NOVA CHAMBER MUSIC SERIES, Libby Gardner Concert Hall, Jan. 22
Jason Hardink needs to be lauded for the programming choices he’s made as artistic director of the NOVA Chamber Music Series. An ardent champion of new music, Hardink has always included contemporary works on the series’ programs. On Sunday, he took it a step further and presented a concert solely consisting of music by 20th and 21st century composers.
NOVA’s audiences also deserve to be applauded for supporting the series and Hardink’s adventurous programming. There was a sizable audience – remarkable for a Sunday afternoon – in Libby Gardner Concert Hall.
One of the highlights of the concert was the premiere of University of Utah composer Steve Roens’ Simple Preceptsfor string trio, played by violinist Hasse Borup, violist Julie
Edwards and cellist Noriko Kishi.
Simple Precepts is a multi-movement work in which each section is related to the others by thematic/motivic recurrences and compositional devices such as canons. The musical style is typical for Roens; it’s freely atonal, but expressive and lyrical. The three gave a musical account that captured the nuances and subtleties of the score. Their playing was articulate and brought definition and cohesion to the piece.
Borup also played Pierre Boulez’s Anthèmes II for violin and electronics. Boulez is one of the most significant and influential composers today, and it was rewarding to have one of his works on the program.
Anthèmes II is a compelling piece in which the live sounds generated by Borup’s part were electronically transformed and altered. One can view the piece as either a duet for one violin or a solo played by a supercharged violin. In either case it’s mesmerizing, and Borup did a fabulous job with it.
Utah Symphony concertmaster Ralph Matson was also on hand, playing two pieces with Hardink at the piano. The first was Charles Ives’ Violin Sonata No. 2. The two gave a radiant account that brought out the expressiveness of the music and brought a cohesiveness to the disparate elements at work here.

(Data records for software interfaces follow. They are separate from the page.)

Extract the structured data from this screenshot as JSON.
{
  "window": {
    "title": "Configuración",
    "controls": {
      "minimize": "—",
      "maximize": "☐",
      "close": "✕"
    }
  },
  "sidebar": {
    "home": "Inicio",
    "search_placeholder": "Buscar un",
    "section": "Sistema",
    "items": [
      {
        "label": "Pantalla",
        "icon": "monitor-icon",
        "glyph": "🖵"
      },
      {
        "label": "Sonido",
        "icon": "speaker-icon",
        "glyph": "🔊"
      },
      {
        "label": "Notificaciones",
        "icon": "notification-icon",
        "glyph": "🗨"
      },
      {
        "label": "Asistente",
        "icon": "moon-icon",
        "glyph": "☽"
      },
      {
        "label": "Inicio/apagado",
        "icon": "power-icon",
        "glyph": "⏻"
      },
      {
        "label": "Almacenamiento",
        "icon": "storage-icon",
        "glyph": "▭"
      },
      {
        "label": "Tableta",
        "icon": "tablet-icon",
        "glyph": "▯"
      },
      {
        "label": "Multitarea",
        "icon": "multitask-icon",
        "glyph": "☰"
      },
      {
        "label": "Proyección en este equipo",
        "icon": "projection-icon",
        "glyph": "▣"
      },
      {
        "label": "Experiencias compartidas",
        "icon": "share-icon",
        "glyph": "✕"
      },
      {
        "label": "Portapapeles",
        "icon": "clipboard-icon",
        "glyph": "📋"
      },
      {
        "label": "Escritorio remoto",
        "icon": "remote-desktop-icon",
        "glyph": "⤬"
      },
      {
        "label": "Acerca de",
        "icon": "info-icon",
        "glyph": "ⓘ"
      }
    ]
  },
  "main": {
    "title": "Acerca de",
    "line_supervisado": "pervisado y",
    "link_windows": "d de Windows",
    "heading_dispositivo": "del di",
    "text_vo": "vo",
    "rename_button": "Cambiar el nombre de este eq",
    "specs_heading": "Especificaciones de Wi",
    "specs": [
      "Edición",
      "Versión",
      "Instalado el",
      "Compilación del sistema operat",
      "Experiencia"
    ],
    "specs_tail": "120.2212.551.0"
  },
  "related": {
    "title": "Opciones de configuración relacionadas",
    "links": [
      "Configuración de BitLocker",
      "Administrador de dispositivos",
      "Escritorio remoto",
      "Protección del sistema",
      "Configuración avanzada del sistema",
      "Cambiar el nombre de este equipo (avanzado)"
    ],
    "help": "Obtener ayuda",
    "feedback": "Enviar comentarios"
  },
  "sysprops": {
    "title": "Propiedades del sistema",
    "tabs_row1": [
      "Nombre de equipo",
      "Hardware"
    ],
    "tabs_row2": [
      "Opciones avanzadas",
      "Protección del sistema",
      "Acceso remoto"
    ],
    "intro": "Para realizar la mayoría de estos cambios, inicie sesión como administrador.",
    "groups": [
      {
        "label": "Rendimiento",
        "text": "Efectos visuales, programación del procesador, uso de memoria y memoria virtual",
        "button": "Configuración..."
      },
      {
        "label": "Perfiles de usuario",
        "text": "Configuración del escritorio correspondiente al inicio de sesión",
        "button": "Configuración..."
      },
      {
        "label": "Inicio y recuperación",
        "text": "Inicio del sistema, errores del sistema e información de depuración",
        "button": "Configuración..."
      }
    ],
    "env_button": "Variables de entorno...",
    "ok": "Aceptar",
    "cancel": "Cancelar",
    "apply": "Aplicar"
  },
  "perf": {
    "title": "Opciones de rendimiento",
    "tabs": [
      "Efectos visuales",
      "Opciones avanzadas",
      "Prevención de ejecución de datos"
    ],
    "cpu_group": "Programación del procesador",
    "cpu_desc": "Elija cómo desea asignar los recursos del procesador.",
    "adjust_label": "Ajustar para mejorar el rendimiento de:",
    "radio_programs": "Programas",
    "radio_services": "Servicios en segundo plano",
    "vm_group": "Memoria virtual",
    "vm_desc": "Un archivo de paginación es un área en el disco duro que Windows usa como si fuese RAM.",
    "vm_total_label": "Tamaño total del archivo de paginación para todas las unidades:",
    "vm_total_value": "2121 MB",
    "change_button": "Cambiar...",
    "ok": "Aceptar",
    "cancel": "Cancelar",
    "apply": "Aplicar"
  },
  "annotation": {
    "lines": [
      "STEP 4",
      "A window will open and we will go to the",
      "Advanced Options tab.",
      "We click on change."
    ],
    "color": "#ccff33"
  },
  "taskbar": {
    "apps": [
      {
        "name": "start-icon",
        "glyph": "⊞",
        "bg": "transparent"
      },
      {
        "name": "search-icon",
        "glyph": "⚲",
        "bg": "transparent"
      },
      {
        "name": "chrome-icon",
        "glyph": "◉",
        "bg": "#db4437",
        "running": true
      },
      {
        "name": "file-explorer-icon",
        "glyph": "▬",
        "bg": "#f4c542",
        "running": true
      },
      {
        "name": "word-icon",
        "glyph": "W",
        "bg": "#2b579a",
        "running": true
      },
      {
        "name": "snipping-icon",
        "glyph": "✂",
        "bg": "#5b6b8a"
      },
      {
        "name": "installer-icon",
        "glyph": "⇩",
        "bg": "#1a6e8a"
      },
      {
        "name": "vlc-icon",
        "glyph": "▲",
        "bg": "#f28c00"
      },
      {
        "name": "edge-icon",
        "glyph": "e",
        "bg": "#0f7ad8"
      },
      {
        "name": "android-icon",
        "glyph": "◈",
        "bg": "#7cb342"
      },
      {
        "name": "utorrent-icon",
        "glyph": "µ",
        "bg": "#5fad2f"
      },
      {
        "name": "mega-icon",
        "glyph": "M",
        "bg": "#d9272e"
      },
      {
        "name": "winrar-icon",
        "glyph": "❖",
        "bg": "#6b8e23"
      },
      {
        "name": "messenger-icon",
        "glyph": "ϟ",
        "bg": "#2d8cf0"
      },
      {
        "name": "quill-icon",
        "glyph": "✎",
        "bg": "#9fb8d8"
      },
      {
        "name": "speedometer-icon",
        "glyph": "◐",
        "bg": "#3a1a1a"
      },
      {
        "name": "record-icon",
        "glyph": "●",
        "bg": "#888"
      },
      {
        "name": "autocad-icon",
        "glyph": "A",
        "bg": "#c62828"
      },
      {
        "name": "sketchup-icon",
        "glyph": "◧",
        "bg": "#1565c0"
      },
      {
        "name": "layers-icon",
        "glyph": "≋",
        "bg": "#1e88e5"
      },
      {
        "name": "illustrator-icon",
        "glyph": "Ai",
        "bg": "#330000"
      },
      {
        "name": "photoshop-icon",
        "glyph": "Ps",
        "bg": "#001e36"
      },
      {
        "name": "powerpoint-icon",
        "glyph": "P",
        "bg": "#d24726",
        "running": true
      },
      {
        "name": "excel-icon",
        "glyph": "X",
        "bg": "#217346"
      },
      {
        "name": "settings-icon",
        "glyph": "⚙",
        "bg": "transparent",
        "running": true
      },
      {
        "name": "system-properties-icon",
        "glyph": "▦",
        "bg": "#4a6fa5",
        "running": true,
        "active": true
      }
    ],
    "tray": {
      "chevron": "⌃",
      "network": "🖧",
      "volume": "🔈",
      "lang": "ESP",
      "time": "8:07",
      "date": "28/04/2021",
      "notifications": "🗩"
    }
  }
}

The other piece they collaborated on was Maurice Ravel’s sole Violin Sonata. An esoteric yet wonderful piece that combines a number of different musical elements, including a languid blues inspired slow movement, it is one of Ravel’s most revealing works. And Matson and Hardink did it full justice, bringing a luminescence to their playing.
The concert opened with two shorter works: Elliot Carter’s lyrical Elegy, played by Edwards and Hardink; and Jason Eckardt’s virtuosic A way (tracing), played by Kishi.